Instructions for the task. Whatever the records below hold, copy it all out exactly.

#####

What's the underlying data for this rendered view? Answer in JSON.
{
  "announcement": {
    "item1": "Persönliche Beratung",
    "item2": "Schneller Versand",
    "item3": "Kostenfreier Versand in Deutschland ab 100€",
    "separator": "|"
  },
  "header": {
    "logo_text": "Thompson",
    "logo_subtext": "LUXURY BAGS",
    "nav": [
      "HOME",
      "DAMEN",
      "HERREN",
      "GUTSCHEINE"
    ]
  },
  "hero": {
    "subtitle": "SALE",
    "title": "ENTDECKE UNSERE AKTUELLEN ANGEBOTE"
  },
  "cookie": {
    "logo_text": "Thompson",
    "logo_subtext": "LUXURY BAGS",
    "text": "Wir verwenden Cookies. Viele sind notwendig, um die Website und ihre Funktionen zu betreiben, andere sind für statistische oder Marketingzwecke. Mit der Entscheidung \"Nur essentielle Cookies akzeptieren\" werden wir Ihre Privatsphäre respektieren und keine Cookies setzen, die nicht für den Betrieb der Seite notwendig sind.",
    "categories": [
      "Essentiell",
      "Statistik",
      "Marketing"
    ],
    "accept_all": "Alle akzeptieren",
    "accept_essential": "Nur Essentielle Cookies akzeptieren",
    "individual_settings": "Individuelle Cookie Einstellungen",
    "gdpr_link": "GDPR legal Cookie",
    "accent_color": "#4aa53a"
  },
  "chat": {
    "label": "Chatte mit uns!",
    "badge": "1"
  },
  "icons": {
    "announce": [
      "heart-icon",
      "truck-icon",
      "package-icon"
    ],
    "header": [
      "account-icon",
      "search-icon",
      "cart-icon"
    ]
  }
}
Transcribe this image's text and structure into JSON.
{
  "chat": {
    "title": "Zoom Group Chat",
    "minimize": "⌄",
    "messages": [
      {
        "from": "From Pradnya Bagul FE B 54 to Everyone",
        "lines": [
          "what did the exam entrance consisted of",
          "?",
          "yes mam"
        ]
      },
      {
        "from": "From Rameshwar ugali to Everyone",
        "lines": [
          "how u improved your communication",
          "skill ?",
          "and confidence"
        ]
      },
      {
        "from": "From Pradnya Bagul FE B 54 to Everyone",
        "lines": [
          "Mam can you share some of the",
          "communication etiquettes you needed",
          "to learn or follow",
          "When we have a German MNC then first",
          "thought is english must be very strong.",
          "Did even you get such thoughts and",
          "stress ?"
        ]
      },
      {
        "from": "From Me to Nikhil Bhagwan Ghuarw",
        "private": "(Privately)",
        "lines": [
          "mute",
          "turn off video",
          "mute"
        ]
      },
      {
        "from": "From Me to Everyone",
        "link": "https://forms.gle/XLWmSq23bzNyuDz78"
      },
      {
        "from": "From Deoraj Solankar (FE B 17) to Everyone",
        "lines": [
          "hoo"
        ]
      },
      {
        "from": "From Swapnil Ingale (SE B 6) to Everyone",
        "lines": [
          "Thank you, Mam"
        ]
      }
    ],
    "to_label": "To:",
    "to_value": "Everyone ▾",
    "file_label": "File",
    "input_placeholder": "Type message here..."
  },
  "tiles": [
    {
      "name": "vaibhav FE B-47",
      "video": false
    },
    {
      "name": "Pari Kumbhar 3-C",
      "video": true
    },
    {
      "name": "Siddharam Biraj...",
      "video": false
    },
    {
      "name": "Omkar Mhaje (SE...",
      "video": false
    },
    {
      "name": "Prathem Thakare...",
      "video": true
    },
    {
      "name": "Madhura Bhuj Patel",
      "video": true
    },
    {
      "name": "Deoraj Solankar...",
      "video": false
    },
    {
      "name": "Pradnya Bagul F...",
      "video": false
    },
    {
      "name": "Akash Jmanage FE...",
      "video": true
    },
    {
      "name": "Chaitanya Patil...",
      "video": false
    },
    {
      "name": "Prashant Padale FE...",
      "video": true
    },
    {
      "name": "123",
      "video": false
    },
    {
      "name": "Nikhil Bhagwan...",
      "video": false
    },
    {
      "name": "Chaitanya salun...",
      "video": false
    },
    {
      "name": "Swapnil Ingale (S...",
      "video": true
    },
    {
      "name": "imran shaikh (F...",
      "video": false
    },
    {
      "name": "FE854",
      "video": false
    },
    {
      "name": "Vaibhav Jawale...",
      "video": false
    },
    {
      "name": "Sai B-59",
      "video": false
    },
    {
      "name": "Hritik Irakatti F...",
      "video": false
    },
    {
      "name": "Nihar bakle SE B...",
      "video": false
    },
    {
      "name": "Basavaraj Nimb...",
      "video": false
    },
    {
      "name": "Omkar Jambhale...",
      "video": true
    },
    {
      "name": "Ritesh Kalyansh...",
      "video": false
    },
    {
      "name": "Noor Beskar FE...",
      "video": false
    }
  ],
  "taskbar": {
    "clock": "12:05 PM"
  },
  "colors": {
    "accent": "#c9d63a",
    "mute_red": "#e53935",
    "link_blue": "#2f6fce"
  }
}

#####

Answer to the problem.
What's the underlying data for this rendered view? Answer in JSON.
{
  "announcement": {
    "item1": "Persönliche Beratung",
    "item2": "Schneller Versand",
    "item3": "Kostenfreier Versand in Deutschland ab 100€",
    "separator": "|"
  },
  "header": {
    "logo_text": "Thompson",
    "logo_subtext": "LUXURY BAGS",
    "nav": [
      "HOME",
      "DAMEN",
      "HERREN",
      "GUTSCHEINE"
    ]
  },
  "hero": {
    "subtitle": "SALE",
    "title": "ENTDECKE UNSERE AKTUELLEN ANGEBOTE"
  },
  "cookie": {
    "logo_text": "Thompson",
    "logo_subtext": "LUXURY BAGS",
    "text": "Wir verwenden Cookies. Viele sind notwendig, um die Website und ihre Funktionen zu betreiben, andere sind für statistische oder Marketingzwecke. Mit der Entscheidung \"Nur essentielle Cookies akzeptieren\" werden wir Ihre Privatsphäre respektieren und keine Cookies setzen, die nicht für den Betrieb der Seite notwendig sind.",
    "categories": [
      "Essentiell",
      "Statistik",
      "Marketing"
    ],
    "accept_all": "Alle akzeptieren",
    "accept_essential": "Nur Essentielle Cookies akzeptieren",
    "individual_settings": "Individuelle Cookie Einstellungen",
    "gdpr_link": "GDPR legal Cookie",
    "accent_color": "#4aa53a"
  },
  "chat": {
    "label": "Chatte mit uns!",
    "badge": "1"
  },
  "icons": {
    "announce": [
      "heart-icon",
      "truck-icon",
      "package-icon"
    ],
    "header": [
      "account-icon",
      "search-icon",
      "cart-icon"
    ]
  }
}
Transcribe this image's text and structure into JSON.
{
  "chat": {
    "title": "Zoom Group Chat",
    "minimize": "⌄",
    "messages": [
      {
        "from": "From Pradnya Bagul FE B 54 to Everyone",
        "lines": [
          "what did the exam entrance consisted of",
          "?",
          "yes mam"
        ]
      },
      {
        "from": "From Rameshwar ugali to Everyone",
        "lines": [
          "how u improved your communication",
          "skill ?",
          "and confidence"
        ]
      },
      {
        "from": "From Pradnya Bagul FE B 54 to Everyone",
        "lines": [
          "Mam can you share some of the",
          "communication etiquettes you needed",
          "to learn or follow",
          "When we have a German MNC then first",
          "thought is english must be very strong.",
          "Did even you get such thoughts and",
          "stress ?"
        ]
      },
      {
        "from": "From Me to Nikhil Bhagwan Ghuarw",
        "private": "(Privately)",
        "lines": [
          "mute",
          "turn off video",
          "mute"
        ]
      },
      {
        "from": "From Me to Everyone",
        "link": "https://forms.gle/XLWmSq23bzNyuDz78"
      },
      {
        "from": "From Deoraj Solankar (FE B 17) to Everyone",
        "lines": [
          "hoo"
        ]
      },
      {
        "from": "From Swapnil Ingale (SE B 6) to Everyone",
        "lines": [
          "Thank you, Mam"
        ]
      }
    ],
    "to_label": "To:",
    "to_value": "Everyone ▾",
    "file_label": "File",
    "input_placeholder": "Type message here..."
  },
  "tiles": [
    {
      "name": "vaibhav FE B-47",
      "video": false
    },
    {
      "name": "Pari Kumbhar 3-C",
      "video": true
    },
    {
      "name": "Siddharam Biraj...",
      "video": false
    },
    {
      "name": "Omkar Mhaje (SE...",
      "video": false
    },
    {
      "name": "Prathem Thakare...",
      "video": true
    },
    {
      "name": "Madhura Bhuj Patel",
      "video": true
    },
    {
      "name": "Deoraj Solankar...",
      "video": false
    },
    {
      "name": "Pradnya Bagul F...",
      "video": false
    },
    {
      "name": "Akash Jmanage FE...",
      "video": true
    },
    {
      "name": "Chaitanya Patil...",
      "video": false
    },
    {
      "name": "Prashant Padale FE...",
      "video": true
    },
    {
      "name": "123",
      "video": false
    },
    {
      "name": "Nikhil Bhagwan...",
      "video": false
    },
    {
      "name": "Chaitanya salun...",
      "video": false
    },
    {
      "name": "Swapnil Ingale (S...",
      "video": true
    },
    {
      "name": "imran shaikh (F...",
      "video": false
    },
    {
      "name": "FE854",
      "video": false
    },
    {
      "name": "Vaibhav Jawale...",
      "video": false
    },
    {
      "name": "Sai B-59",
      "video": false
    },
    {
      "name": "Hritik Irakatti F...",
      "video": false
    },
    {
      "name": "Nihar bakle SE B...",
      "video": false
    },
    {
      "name": "Basavaraj Nimb...",
      "video": false
    },
    {
      "name": "Omkar Jambhale...",
      "video": true
    },
    {
      "name": "Ritesh Kalyansh...",
      "video": false
    },
    {
      "name": "Noor Beskar FE...",
      "video": false
    }
  ],
  "taskbar": {
    "clock": "12:05 PM"
  },
  "colors": {
    "accent": "#c9d63a",
    "mute_red": "#e53935",
    "link_blue": "#2f6fce"
  }
}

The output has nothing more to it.